There are more readers worldwide reading the Politicoscope daily news content than ever before. Unlike many other news media organisations that charge their readers subscription fees for the same daily news content and features we offer you for free, we do not charge all our readers to pay any fee. We depend on online advertising to generate the revenues to fund all these great news content and exclusive features provided to you for free. Currently, advertising revenues are quickly falling which is affecting our ability to offer you free online news content.
If everyone who reads our news content, likes it and helps to support it, we can have future guarantee to offer you with the best daily news content and other amazing features, all for free.
"I visit Politicoscope everyday to read my daily news in world politics. I'm glad it's all for free. On my part, I'm happy to donate monthly so as to continue enjoying these free content because it's actually a small amount from me compared to paid subscriptions by other news organisations. I want to help Politicoscope grow more so that I and other readers can continue to have access to free and exclusive daily online news." - Denise H., from LA, USA.
Help keep Politicoscope alive and grow stronger for you.

Donate Online Today


Politicoscope
By Politicoscope June 9, 2017 11:31

You May Also Like


Since You’re Here, We Would Like to ask You for Help

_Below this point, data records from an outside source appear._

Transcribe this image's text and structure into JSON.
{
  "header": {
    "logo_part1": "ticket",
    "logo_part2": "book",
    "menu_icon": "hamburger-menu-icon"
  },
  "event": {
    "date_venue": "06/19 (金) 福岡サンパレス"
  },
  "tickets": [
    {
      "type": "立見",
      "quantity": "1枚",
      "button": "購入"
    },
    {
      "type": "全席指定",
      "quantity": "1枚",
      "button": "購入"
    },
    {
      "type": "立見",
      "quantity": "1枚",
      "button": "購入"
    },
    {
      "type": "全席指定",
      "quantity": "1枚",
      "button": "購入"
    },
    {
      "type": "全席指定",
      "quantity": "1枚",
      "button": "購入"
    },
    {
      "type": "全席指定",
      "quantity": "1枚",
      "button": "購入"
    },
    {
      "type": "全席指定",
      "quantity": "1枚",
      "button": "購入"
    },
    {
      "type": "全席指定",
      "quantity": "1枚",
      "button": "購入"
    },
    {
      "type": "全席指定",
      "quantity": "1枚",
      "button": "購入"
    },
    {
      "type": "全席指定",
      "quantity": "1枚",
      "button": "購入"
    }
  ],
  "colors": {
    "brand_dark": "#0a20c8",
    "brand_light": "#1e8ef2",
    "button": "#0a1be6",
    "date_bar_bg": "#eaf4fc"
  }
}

There are more readers worldwide reading the Politicoscope daily news content than ever before. Unlike many other news media organisations that charge their readers subscription fees for the same daily news content and features we offer you for free, we do not charge all our readers to pay any fee. We depend on online advertising to generate the revenues to fund all these great news content and exclusive features provided to you for free. Currently, advertising revenues are quickly falling which is affecting our ability to offer you free online news content.
If everyone who reads our news content, likes it and helps to support it, we can have future guarantee to offer you with the best daily news content and other amazing features, all for free.
"I visit Politicoscope everyday to read my daily news in world politics. I'm glad it's all for free. On my part, I'm happy to donate monthly so as to continue enjoying these free content because it's actually a small amount from me compared to paid subscriptions by other news organisations. I want to help Politicoscope grow more so that I and other readers can continue to have access to free and exclusive daily online news." - Denise H., from LA, USA.
Help keep Politicoscope alive and grow stronger for you.

What's on Your Mind?